This week, the Senate blocked President Barack Obama’s Justice Department pick after Republicans took issue with the nominee’s previous work in representing a client convicted of murdering a police officer in the early ’80s.
Debo Adegbile spent more than a decade working for the NAACP’s Legal Defense Fund where he was the in-house voting rights expert, but on Wednesday his confirmation to lead the DOJ’s civil rights division failed by a 52-47 margin; seven Democrats broke from their party leadership to vote against the confirmation.
Sen. Tom Harkin, an Iowa Democrat, took to the Senate floor to lambaste his colleagues for blocking Adegbile. “Maybe we all ought to go back and watch that movie, To Kill a Mockingbird, read the book, watch the movie, and know what it is to stand up against the powers of the government and defend someone who’s unpopular,” said Harkin. “And Mr. Adegbile didn’t even do that. He was not the defense attorney. He was only on an appeal.”
The controversy over Adegbile’s nomination stems from the case of Mumia Abu-Jamal, who was convicted of murdering a Philadelphia police officer in 1981. Decades after Abu-Jamal’s conviction, Adegbile was part of the NAACP LDF team that successfully persuaded a federal court to commute his death sentence.
Harkin pointed to the “terrible double-standard” in Adegbile’s blocked confirmation as lawmakers noted the times other nominees managed to sail through the Senate without seeing their client-history be used against them.
“The truth is many lawyers–not all of them–represent unpopular clients at some point in their causes and in their careers,” Senate Majority Leader Harry Reid said, pointing to Supreme Court Justice John Roberts. The chief justice provided pro bono assistance to defend a Florida man convicted of murdering eight people. But unlike Adegbile, Roberts was confirmed by the Senate in 2002 by a margin of 78-22. No Republican voted against his nomination and Democrats were split, 22-22.
“That was not brought up during his confirmation hearing by us, because he had a job to do,” Reid said of Roberts’ work on the case. “And as he said, advocacy on behalf of a client is not about overturning the rule of law, but about vindicating the rule of law.”
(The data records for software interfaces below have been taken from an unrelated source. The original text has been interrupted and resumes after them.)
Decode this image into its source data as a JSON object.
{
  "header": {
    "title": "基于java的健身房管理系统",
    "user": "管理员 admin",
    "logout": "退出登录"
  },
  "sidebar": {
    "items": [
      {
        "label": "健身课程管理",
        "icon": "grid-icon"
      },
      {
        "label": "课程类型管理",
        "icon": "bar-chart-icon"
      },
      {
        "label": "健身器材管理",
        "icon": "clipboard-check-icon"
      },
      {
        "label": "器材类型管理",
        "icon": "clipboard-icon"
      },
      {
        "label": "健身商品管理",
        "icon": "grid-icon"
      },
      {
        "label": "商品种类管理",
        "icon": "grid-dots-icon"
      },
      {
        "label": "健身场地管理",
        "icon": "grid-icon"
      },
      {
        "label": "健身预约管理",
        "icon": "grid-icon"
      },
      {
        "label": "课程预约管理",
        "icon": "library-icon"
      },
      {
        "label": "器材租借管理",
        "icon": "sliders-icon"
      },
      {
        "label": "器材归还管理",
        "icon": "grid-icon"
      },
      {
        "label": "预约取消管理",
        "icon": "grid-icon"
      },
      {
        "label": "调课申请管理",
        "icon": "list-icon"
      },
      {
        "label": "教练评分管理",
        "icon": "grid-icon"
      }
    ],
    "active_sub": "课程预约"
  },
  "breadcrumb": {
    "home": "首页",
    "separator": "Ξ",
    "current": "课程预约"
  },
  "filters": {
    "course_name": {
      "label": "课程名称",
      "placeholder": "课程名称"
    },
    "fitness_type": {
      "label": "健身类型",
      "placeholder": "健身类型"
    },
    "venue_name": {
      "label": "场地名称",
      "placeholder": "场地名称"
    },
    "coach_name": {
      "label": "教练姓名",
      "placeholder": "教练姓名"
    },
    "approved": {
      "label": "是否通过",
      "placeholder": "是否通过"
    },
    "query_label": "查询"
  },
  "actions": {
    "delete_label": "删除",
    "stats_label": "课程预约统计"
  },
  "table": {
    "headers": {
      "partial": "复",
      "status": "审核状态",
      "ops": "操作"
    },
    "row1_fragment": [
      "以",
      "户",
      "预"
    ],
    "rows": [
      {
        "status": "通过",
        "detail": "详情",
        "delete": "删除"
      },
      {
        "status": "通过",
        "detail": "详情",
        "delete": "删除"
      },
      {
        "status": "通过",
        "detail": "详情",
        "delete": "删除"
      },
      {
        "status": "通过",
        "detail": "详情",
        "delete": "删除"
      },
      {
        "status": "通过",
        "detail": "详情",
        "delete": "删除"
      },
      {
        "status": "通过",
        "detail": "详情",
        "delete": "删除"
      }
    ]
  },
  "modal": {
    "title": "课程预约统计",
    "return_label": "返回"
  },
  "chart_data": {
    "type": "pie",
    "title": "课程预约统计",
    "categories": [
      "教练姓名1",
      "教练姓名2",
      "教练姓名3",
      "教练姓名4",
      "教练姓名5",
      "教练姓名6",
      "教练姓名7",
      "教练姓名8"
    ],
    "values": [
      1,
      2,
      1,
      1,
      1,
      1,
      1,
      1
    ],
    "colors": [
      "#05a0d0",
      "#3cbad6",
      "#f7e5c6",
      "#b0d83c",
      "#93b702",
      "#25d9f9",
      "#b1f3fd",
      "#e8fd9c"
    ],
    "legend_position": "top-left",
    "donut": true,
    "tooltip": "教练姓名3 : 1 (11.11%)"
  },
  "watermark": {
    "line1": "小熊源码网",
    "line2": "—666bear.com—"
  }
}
Harkin warned Wednesday’s vote was going to have a chilling effect on young attorneys who might want to avoid taking on controversial cases.
“If you are a young black person and you go to work for the NAACP Legal Defense Fund and they assign you under your obligations as an attorney–in keeping with your oath of office–they assign you to appeal a case of someone who committed a heinous murder, and you do that and you sign your name on the appeal… What the message said today is don’t do it,” he said.
President Obama said that the failed vote was a “travesty based on wildly unfair character attacks against a good and qualified public servant.”
But Adegbile is not the first to see his career affected by the backlash to Abu-Jamal’s case. Civil rights activist and attorney Van Jones lost his job at the White House, in part, due to his support for a new trial for Abu-Jamal. Kathy Boockvar was a Democratic congressional candidate in Pennsylvania who lost her 2012 campaign after a series of robocalls linking her husband to Abu-Jamal’s literary agent.
The question that lingers now is if Adegbile and President Obama can garner the political support needed to launch a second effort for the nomination at the Justice Department.